Buying a car at lease end

civic
honda

#1

My three year lease on a Honda Civic LX coupe is drawing to a close, and the purchase option price is a bit below $11000. It has 19000 miles, and has been problem-free. I’m leaning toward buying it, but I’d be interested in any thoughts you might have about how to make and execute this decision.


#2

My advice don’t go for it…it has 19000 miles on it…plus you might have to pay a huge insurance on it…and also think of the resale price!!


#3

The Civic is one of the most reliable vehicles on the planet, and 19K miles is nothing.

If you plan to keep the car, follow the maintenance schedule in the owner’s documentation and it will probably last you a long time.

There are Civics on the road with well over 200K miles on their odometers.

Leasing is an expensive way to drive, but that’s beside the point. It’s still a good car. Only you can decide.


#4

A pretty expensive way to buy a car.
Pay rent on it for three years,
Then turn around a pay again, the used car value purchase price.

your choice .


#5

It doesn’t matter how you got to this point, the only question is whether $11,000 is a good price for a Civic LX with 19k miles (as the others have said, Civics are very reliable). If it’s a 2008, that looks to be a GREAT price.

What year is it?


#6

Thanks for the responses. The key insight is that it doesn’t matter how I got here, 11K is a good price for a 2008 Civic LX with 19K miles.
The poster who pointed that leasing is a less than optimal way to acquire a car is, of course, generally correct. There were financial reasons why leasing made sense for me, having to do with tax free reimbursement of leasing costs.
The Civic doesn’t make my heart go pitty-pat, but it’s a good daily driver. I’ll buy it. My kids will want it in a few years.


#7

You paid, what, $200 a month on the Civic for the past 3 years?
That’s $7200 that you have already paid.
Add in the $11k balloon payment now, and not it is an $18,200 car.
Plus, whatever your original down payment was when you signed up for the lease.

So, when you add up all the costs, how much is the total for this Civic?

Yes, an $11k 3 year old Civic is typically a good find, but for you, it isn’t an $11k Civic.

BC.


#8

“but for you, it isn’t an $11k Civic”

For the decision he’s making it is. No need to look at past costs, he could have paid $40,000 up till now, and the decision’s the same: is $11k a good price? The answer is yes.


#9
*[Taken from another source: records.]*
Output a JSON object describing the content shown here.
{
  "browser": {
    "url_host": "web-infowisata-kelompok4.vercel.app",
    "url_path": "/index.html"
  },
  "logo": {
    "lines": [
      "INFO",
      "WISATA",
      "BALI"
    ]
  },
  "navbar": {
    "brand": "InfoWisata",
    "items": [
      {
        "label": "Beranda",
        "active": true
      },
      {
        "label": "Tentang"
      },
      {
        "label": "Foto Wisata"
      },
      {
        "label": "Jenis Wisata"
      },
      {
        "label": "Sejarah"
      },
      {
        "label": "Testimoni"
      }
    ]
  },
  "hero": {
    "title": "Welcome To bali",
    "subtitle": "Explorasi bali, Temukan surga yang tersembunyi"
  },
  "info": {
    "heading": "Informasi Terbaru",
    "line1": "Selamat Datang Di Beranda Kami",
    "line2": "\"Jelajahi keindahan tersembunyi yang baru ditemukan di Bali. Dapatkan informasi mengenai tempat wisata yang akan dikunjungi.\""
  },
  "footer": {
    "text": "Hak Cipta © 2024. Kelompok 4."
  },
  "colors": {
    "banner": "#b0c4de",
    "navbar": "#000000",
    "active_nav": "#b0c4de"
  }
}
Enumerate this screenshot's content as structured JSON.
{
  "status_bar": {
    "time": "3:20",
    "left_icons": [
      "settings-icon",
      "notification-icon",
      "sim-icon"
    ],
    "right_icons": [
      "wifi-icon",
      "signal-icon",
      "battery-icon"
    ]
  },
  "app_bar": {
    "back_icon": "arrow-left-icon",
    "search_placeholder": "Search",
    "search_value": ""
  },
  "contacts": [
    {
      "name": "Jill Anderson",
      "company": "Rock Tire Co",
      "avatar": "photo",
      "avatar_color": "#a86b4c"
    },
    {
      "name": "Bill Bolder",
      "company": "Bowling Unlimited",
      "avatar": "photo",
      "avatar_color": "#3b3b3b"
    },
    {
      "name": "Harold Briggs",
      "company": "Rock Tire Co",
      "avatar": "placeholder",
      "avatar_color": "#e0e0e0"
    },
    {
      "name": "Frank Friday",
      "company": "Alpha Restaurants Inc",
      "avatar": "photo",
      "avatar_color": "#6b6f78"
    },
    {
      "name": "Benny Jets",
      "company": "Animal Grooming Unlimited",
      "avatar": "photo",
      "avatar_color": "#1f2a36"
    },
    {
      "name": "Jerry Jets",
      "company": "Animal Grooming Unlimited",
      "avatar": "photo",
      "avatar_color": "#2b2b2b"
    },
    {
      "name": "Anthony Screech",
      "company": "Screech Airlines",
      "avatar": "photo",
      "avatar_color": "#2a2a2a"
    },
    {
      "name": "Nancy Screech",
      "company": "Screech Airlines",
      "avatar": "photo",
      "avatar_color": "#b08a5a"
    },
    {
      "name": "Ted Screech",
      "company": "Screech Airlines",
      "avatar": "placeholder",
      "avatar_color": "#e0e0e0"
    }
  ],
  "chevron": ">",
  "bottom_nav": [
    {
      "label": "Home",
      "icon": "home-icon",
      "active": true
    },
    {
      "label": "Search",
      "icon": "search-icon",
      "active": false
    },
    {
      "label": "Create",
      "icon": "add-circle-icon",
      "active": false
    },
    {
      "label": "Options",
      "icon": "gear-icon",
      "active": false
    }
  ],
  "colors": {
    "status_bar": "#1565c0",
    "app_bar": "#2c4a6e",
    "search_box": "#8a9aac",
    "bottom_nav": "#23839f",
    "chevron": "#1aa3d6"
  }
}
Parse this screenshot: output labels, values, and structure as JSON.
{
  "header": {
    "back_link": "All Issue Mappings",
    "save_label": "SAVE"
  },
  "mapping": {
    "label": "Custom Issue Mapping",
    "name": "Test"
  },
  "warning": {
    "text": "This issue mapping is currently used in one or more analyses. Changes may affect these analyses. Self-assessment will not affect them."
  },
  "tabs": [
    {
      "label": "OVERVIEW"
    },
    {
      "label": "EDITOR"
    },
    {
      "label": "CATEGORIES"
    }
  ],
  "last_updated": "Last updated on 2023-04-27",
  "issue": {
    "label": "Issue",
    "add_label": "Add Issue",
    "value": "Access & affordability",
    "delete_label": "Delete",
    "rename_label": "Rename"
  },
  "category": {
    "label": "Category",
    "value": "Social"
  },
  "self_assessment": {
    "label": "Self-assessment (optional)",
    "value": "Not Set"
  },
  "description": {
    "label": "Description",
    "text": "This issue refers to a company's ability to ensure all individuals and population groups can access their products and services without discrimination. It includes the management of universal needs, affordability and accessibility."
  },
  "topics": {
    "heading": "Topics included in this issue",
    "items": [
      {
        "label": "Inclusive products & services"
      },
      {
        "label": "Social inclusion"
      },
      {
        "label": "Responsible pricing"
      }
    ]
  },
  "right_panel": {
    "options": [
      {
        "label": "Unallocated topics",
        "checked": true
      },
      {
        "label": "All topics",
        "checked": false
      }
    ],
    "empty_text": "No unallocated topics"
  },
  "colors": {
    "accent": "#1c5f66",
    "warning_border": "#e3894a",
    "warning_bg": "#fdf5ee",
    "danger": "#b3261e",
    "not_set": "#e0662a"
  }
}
Your calculations don’t take into account what the interest would be on a loan to buy the car. If the purchaser had the ability to pay cash then the numbers are OK, but very few people buy new cars with cash for the full purchase price.

With a lease the payment is for depreciation of the car plus service charges and profit for the financial institution. A five or six year car loan adds about $5,000 to the cost of buying to car. Leasing is more expensive, but not that bad if there are tax write offs for the lessee.


#10

Bladecutter, I’m new here, but you’re wrong.

What if the OP had an opportunity to buy another, but identical Civic for $11K. You have described that as “typically a good find”. Should he not buy it?


#11

Delaer retail on your car is #$14,000. That’s a great price, espeially if you took good car of it.


#12

In this case I think the OP could come on a winner on this deal if she buys her own car off lease. The residual value of the car was determined at the start of the lease and is $11K. Since that was several years ago used car prices have gone up significantly so the current used car value of her vehicle is something like $15K. So, for her not to buy this car and get another used car doesn’t make sense.

Sometimes in the world of finance you win one.


#13

How well did you do the maintenance over the years???

If you kept up on maintenance…and obviously you know it’s history (i.e. accidents and such). Then it sounds like a decent price.

Vehicle only has 19k…runs good…you like it…$11k is not a bad price.